Photoshop for the Soul

Sunrise at Mo'omomi, Molokai, Hawaii.
Sunrise at Mo'omomi, Molokai, Hawaii.

I’m sitting in front of my laptop computer as is often the case after a photo shoot trying to sort the keepers from the flops.  I’m so tired from rising up before the sun to bump down a red dirt road in order to be in the place of maximum potential this morning that its hard to keep my eyes from closing into a peaceful sleep.  Despite the excitement of wanting to see my images scroll by in the filmstrip at the bottom of the computer, my eyes grow heavy.  Then – an image catches my eye.  Its not dynamite, but it has potential.  It is a wide angle view of one of the wildest spots on the island of Molokai, the Mo’omomi nature preserve.  The shot tells the story of the untamed coast line, it has good light, interesting clouds, and a foreground.  All the right elements for a wide angle shot – but somehow the image falls flat.  There is no drama due to the digital photographers curse of RAW files, like day old beer, being a tad bit on the flat side.  No problem I think to myself as my fingers begin gliding down the controls available to ‘fix’ the image in Photoshop.  Moments later after a few clicks and slides the image finds its voice. I mark it with two stars as a keeper and triumphantly continue my edit.

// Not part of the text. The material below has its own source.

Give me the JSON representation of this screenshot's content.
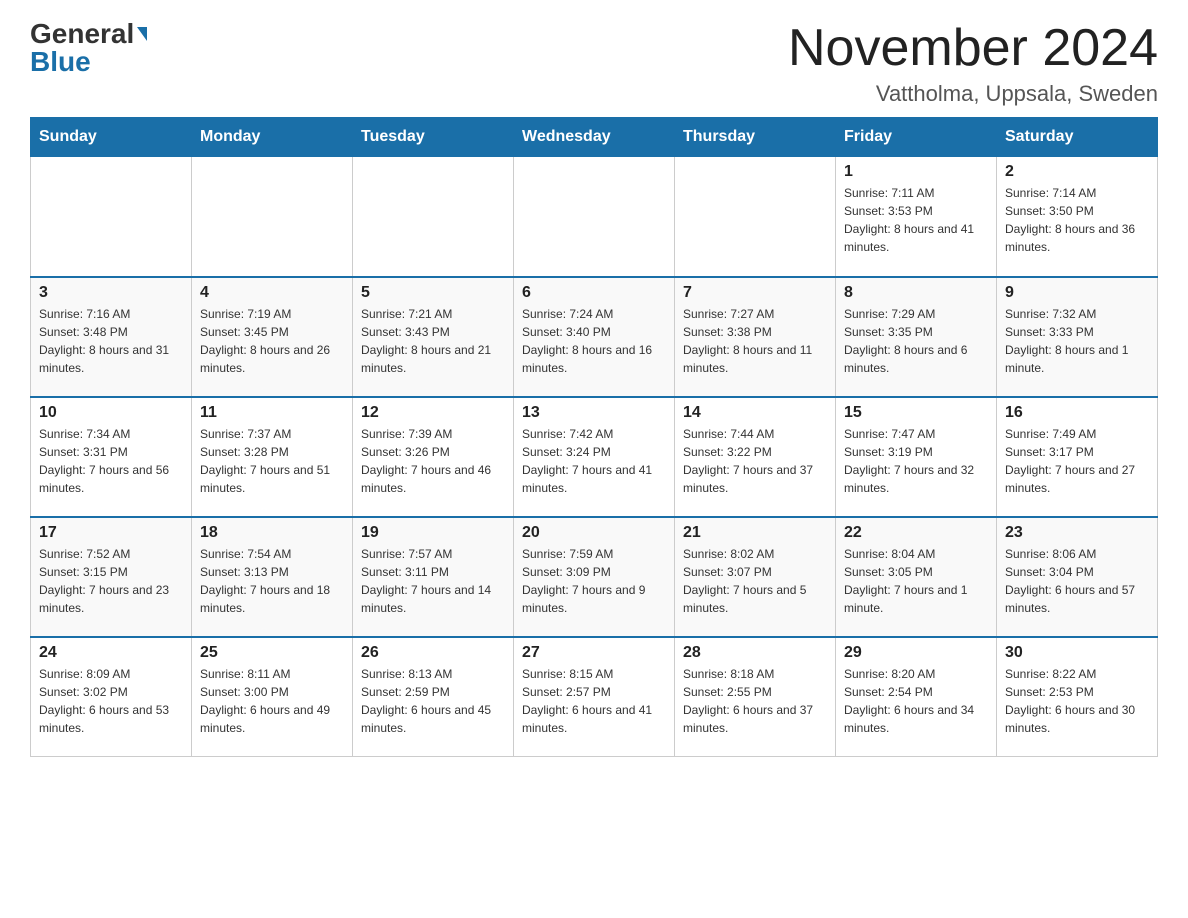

Scrolling through the next batch of images, I think to myself, ‘wouldn’t it be nice if there was a Photoshop for the soul?’  Wouldn’t it be nice if, just as we fix images on our computer hard drives, there was a way to ‘fix‘ the traumas in the hard drives of our brains.  Well – according to professor of psychology Jonathan Haidt – there may be a photoshop for the soul – and its called writing.  In his book The Happiness Hypothesis, Haidt sites research contending that people who write about difficult events in their lives, and as a result of the process of writing about this event gain increased insight, show a dramatic improvement in physical health over the next year. To paraphrase the book, he suggests that one writes continuously for fifteen minutes a day, for several days without editing or censoring ones self; and without worrying about grammar or sentence structure;…the crucial thing is to get ones thoughts and feelings out without imposing any order on therm – but in such a way that, after a few days, some order is likely to emerge on its own.  Before one concludes… one needs to be sure to answer the following two questions: Why did this happen? and What good might I derive from it?

In 2005, after being diagnosed with and then cured of pancreatic cancer, Apple computer’s Steve Jobs shared the following thoughts at a graduation ceremony:

You can’t connect the dots looking forward, you can only connect them looking backwards, so you have to trust that the dots will somehow connect in your future.  You have to trust in something, your gut, destiny, life, karma, whatever.  Believing that the dots will connect down the road will give you the confidence to follow your heart even when it leads you off the well worn path, and that will make all the difference.

You can’t connect the dots looking forward, you can only connect them looking backward!  AND THAT WILL MAKE ALL THE DIFFERENCE.  There is photoshop for our souls – and its called connecting the dots with words!

As these insights come to me, another image from the filmstrip catches my eye.  Like the last one, it only needs a few adjustments in photoshop to start to sing.  I pray my life only needs the small slide of the clarity tool to do the same.